Handle your donor’s data with care
Genn Stephen, Fundraising Systems Consultant, Blackbaud Pacific
Without good data your whole fundraising strategy falls down: How can you report on your fundraising success if you can’t figure out which gifts have been paid? How can you accurately segment your donors if everyone records information differently? Without good data it is impossible to manage donor relationships effectively.
For me, good data is embodied by the following qualities:
My surname is Stephen, not Stephens as people regularly record. Each time I see ‘Miss Stephens’ in a letter or email I automatically assume that I am not a valued as a person to that organisation, as they haven’t taken the time to record my information correctly.
If someone is marked as being ‘temporarily away’, when was that information recorded? How long are they away for? Do you have a procedure in place for reactivating that record, or will they be ‘temporarily away’ forever?
When an individual opts out of a particular mailing, do you have a procedure which clearly states how this should be recorded? Does everyone follow this procedure? Do you have one definitive place in the database where this is shown? If you answered no to any or all of the above, you’re likely to have problems with mailing constituents against their wishes which is a breach of the FINZ Standard of Direct Mail Fundraising Practice.

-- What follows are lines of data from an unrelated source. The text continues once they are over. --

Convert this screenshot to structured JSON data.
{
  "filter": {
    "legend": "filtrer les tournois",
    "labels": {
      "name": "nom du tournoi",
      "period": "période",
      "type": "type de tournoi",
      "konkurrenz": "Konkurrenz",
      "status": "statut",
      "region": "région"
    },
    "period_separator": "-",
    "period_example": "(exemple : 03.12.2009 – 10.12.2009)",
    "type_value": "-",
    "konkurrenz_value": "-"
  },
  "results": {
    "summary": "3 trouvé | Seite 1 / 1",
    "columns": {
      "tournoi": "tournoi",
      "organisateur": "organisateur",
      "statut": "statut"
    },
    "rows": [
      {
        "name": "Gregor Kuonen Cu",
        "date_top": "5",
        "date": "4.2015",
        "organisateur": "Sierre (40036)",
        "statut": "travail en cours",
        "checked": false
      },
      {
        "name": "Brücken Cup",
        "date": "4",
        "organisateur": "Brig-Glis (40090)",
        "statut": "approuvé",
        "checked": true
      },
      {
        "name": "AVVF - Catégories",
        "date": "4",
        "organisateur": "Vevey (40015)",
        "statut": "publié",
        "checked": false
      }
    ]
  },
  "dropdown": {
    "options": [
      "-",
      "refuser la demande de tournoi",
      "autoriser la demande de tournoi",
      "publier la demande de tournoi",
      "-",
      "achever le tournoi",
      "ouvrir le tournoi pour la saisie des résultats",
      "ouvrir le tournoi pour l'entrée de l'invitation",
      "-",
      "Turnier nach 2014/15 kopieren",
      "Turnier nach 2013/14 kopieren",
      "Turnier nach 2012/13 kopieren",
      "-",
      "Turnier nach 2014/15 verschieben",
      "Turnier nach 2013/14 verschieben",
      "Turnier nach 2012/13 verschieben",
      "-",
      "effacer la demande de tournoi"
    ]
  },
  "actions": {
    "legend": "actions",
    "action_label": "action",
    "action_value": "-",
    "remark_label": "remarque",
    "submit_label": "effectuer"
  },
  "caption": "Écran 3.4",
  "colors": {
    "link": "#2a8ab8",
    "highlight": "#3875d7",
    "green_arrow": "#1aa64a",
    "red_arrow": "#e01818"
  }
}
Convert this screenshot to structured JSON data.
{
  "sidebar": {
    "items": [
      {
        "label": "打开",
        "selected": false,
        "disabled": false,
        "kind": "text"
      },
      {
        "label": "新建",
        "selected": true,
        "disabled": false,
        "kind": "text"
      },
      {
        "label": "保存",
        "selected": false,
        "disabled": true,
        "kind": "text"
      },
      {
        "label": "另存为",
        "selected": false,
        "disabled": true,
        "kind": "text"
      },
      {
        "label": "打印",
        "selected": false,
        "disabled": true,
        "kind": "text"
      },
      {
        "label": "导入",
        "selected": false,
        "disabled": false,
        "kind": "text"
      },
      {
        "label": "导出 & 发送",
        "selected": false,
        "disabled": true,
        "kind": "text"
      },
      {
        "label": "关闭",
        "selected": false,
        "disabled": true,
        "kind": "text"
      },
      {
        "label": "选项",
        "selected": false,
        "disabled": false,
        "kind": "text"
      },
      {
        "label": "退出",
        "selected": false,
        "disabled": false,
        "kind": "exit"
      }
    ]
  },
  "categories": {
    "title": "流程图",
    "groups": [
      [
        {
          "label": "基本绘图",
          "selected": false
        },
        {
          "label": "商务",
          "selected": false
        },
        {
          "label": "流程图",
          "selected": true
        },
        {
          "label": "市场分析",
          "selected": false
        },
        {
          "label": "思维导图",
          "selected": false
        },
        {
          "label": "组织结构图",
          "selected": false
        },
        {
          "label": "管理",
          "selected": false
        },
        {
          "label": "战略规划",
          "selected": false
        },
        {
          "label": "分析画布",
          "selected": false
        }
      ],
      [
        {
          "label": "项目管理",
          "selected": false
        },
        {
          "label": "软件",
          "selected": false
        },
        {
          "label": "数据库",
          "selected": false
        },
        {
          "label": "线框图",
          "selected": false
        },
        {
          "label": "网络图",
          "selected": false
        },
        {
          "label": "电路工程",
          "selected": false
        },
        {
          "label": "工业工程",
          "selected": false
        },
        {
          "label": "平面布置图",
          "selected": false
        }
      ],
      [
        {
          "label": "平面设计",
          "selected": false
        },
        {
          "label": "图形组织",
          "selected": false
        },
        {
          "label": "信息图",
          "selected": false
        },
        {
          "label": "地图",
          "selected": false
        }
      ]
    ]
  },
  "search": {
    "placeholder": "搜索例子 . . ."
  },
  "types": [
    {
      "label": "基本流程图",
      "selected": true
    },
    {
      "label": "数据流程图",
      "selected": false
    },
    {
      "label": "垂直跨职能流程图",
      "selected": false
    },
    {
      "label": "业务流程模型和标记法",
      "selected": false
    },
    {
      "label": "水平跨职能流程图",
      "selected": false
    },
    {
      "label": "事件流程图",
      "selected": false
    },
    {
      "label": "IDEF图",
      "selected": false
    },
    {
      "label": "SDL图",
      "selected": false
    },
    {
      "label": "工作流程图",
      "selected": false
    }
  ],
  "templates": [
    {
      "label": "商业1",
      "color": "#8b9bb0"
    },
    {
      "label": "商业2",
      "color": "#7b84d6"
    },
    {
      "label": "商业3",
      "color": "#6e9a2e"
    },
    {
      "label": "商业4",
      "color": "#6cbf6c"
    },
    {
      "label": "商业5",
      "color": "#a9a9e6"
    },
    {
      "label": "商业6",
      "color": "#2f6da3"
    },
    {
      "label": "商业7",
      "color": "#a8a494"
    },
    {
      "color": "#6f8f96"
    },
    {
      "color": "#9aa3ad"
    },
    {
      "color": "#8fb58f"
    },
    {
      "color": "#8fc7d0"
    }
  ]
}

You should think about why you are collecting the information and what the purpose of it is. Make sure that when you record the data it is easy to understand what it is relating to.
E.g. Dietary Preference: Vegetarian = GOOD
Dietary Preference: Yes = BAD (what kind of preference do they have?)
Records on your system should hold a complete view of a constituent’s association with your organisation including: personal details, solicitation preferences, donation information, etc. Data completeness can be facilitated by providing training to data entry staff and using enforcers on the software to prevent records from being saved without all the required information. Record completeness should be monitored by regular checking processes such as queries and reports.
The true value of a database comes from being able to draw conclusions and make decisions based on the information you have gathered. If your data is recorded in such a manner which makes this extremely difficult or impossible (e.g. regular use of free text over drop down lists), then you are wasting the power of your database.
Whilst it can be sometimes hard to get high level buy in, allotting time and resources to data hygiene projects and training is an integral part of your organisation and cannot be ignored. Your data is the intellectual property and backbone of your organisation; it should be a top priority to protect, maintain and invest in both your data and database.